The course was held at their office in Reading, which is conveniently located in what is often referred to as the MCI building, but after the company was taken over is now owned by Verizon in what the front of the buses refer to as the Reading International Business Park, which sits next to the M4/A33 junction on the southern edge of Reading.
The impression has always been given that the building was intended to be used by MCI as a regional HQ, however almost as soon as they moved in the company hit money troubles, and since then most locals have thought that the building was half empty. Certainly walking around the building there is a lot of space, and a number of other companies, like Intermec renting space. The large car park behind the building also appeared to be half empty for most of the day too.
Having said that, it is a very nice building. We had lunch courtesy of Intermec in the subsidised site restaurant, which offered a wide choice of different types of cuisine, and everything from snacks to a full meal. I went for a Beef Madras, which was excellent. Adjacent to the restaurant is a nice water feature, which is visible from the road as you drive past. What isn’t visible is that since the site is on a hill, there is a nice water feature linking an upper and lower pond.
One slightly sad feature of the whole site sits adjacent to the main building, alongside the road into the car park, and is a pretty old looking cottage.
I’m assuming that the building is listed, hence why it remains. In some ways I think it makes a slightly depressing site as it is totally out of place in relation to what surrounds it, and location wise sits on a roundabout looking out onto the main dual carriageway into Reading. I guess that for those reasons it probably isn’t used as a house any more, so whilst they’ve followed the letter of the listing rules in preserving the building, I don’t really think that they’ve followed the spirit of the rules, as since with any building the character is as much expressed by the location and use.
Anyway, moving on to the course, it was pretty heavy going technically – I had to remember a whole load of A-Level physics as we looked at the various methods in which RFID works. Whilst I found it complicated, I dread to think how others on the course, none of which, aside from my colleague from work, are native English speakers. We have one Egyptian, two Belgians, two Portuguese and two Hungarians on the course, and certainly in the case of the two Hungarians I think one was at least in part translating for the other. It probably also gets quite interesting for them as the trainer is originally from Taunton, and still occasionally has bits of a classic Somerset accent, which came through quite noticeably when he said ‘RFID‘ a couple of times. In terms of the content, it was pretty obviously an Intermec course, rather than a general course run by Intermec. Although we covered all the different forms of RFID technology, the stuff that Intermec don’t supply was only in brief. We also had a whole section at the end of the day going through the range of Intermec equipment.

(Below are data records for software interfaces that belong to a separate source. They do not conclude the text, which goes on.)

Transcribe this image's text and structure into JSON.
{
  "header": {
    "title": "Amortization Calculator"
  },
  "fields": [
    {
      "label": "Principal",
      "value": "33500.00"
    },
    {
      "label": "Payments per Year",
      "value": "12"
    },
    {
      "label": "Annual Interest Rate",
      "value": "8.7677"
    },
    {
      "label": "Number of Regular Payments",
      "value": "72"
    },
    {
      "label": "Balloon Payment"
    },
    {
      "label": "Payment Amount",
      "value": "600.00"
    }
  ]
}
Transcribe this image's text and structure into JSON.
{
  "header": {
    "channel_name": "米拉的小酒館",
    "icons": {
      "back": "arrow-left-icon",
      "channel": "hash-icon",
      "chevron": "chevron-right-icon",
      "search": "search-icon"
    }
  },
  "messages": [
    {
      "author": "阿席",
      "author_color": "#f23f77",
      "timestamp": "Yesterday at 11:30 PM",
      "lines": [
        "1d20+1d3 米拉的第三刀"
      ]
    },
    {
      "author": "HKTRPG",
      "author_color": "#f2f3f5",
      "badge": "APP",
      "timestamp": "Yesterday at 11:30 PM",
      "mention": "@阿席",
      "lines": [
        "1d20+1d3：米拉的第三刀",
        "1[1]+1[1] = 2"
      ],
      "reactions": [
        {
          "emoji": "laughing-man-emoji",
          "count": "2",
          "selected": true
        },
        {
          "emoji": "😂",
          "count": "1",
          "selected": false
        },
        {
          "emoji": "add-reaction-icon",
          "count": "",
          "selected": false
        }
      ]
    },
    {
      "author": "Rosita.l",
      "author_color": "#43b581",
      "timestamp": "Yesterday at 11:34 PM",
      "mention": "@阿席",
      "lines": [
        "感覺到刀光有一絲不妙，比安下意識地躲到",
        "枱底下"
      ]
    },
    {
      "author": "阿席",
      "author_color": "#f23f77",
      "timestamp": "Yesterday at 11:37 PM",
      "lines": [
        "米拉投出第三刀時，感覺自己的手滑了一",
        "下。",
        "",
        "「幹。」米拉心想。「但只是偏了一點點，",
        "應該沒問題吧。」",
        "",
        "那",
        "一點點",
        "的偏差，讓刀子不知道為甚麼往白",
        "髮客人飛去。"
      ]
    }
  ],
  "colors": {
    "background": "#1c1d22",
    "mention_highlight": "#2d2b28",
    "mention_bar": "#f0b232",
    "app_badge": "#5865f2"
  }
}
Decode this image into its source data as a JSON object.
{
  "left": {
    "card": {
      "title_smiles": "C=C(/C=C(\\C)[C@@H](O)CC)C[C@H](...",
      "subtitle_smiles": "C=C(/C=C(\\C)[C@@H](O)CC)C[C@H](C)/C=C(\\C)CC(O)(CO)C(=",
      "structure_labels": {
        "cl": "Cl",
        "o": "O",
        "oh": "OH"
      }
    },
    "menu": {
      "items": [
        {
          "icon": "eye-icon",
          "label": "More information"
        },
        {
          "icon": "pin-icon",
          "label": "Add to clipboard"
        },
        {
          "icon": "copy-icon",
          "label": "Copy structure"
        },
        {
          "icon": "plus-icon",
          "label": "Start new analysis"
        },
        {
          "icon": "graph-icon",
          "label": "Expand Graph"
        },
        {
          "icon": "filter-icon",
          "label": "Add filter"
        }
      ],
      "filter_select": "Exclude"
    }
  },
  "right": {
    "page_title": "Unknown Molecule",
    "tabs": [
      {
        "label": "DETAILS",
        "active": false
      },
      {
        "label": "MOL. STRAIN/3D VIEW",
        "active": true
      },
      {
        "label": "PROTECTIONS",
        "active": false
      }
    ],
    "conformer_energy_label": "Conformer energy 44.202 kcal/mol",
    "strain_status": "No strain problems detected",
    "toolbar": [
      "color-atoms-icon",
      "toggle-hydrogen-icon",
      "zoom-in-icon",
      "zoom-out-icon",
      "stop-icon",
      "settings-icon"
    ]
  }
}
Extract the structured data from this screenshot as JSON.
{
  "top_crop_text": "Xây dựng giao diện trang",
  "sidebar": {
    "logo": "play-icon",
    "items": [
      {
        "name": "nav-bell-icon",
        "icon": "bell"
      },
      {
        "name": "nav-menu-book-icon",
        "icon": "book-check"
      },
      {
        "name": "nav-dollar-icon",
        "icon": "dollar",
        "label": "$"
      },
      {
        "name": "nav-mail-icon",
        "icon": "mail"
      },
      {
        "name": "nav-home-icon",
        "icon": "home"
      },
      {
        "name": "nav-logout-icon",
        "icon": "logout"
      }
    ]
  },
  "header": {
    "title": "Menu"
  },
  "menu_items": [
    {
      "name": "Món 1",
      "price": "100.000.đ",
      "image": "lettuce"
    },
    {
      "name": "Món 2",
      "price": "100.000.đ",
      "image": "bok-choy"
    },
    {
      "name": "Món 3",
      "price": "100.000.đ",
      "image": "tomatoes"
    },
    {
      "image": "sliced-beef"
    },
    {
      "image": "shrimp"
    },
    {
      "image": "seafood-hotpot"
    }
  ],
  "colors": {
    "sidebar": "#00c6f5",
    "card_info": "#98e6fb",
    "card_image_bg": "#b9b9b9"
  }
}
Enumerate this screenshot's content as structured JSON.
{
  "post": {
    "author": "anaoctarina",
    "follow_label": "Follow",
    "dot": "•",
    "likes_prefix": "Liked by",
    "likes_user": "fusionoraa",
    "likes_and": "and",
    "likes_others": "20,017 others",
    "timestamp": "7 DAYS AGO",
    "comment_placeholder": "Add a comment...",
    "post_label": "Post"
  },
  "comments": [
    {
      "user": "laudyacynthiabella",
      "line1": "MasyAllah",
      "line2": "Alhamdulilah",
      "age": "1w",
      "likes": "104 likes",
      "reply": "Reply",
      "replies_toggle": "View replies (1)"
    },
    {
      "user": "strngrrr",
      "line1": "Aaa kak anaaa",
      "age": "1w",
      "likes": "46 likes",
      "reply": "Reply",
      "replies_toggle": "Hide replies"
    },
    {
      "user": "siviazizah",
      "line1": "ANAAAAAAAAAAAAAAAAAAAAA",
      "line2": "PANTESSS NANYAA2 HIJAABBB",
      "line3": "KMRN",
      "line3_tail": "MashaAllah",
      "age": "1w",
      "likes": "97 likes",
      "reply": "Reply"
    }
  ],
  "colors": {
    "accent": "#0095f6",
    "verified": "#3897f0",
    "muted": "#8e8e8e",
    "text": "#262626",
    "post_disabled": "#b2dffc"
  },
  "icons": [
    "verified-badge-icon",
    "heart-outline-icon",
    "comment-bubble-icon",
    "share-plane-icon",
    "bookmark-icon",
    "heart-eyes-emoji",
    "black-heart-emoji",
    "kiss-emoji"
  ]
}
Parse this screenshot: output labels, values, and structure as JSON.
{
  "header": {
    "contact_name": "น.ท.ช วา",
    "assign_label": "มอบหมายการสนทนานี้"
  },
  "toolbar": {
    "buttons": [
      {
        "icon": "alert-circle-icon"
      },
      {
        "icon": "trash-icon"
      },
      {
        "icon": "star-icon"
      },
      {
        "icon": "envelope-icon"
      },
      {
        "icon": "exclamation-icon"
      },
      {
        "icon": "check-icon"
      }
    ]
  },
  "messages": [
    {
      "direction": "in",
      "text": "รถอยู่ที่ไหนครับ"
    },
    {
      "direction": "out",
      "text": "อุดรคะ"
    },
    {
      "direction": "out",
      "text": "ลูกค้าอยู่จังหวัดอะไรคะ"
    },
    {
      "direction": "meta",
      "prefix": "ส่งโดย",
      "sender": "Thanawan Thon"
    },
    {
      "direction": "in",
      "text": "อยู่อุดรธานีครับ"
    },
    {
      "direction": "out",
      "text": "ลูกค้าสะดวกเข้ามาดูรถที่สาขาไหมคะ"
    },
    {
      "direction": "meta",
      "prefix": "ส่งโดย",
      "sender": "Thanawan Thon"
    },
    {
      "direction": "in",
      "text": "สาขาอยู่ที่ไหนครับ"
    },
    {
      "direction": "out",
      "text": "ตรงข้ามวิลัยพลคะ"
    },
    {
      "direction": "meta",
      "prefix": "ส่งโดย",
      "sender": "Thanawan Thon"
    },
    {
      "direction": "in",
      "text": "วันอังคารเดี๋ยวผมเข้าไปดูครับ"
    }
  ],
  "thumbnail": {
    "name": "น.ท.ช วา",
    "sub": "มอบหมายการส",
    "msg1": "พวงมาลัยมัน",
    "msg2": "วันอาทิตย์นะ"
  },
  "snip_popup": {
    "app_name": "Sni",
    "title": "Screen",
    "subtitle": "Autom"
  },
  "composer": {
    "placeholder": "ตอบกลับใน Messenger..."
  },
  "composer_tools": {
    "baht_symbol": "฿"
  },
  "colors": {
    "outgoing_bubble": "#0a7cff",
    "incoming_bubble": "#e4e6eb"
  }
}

Having said that, the trainer did give us some useful tips and tools for working out whether a system is viable in terms of the technology. He also told us a couple of salutary tails, about what users expect from the technology versus what it can actually achieve. For example the oft discussed prospect of tags replacing barcodes on individual items allowing customers to just wheel their trollies out of a supermarket without having to unload onto the checkout is a long way off.
He also told us about a project that he was called in to sort out at a parcel sorting operation in the UK where the initial supplier had led the customer to believe that they could tag almost at the individual parcel level and scan containers of 20 parcels as they passed on a conveyor belt. In actual fact this is nigh on impossible, and the final solution was to tag the containers instead – which achieved what the customer was looking for anyway as the parcels were already sorted by this point anyway.
Another interesting story he told us was about a system he helped to set up for a car dealership in the Middle East. Each car sold by the dealership was tagged, so that when the car was brought in for servicing the technicians could access the service history easily, and also this allowed the cars to be tracked through the various stages of the service, and even linked to spare parts – also tagged – located in the stores. As an added bonus, the tagging allows customers to track progress of their vehicle service in real-time using a web site.
On the next few days of the course we get a chance to try out some of the hardware, exploring the issues with placing the RFID readers correctly, and then on Friday we move on to actually writing the software to process the results from the tags. Certainly interesting stuff.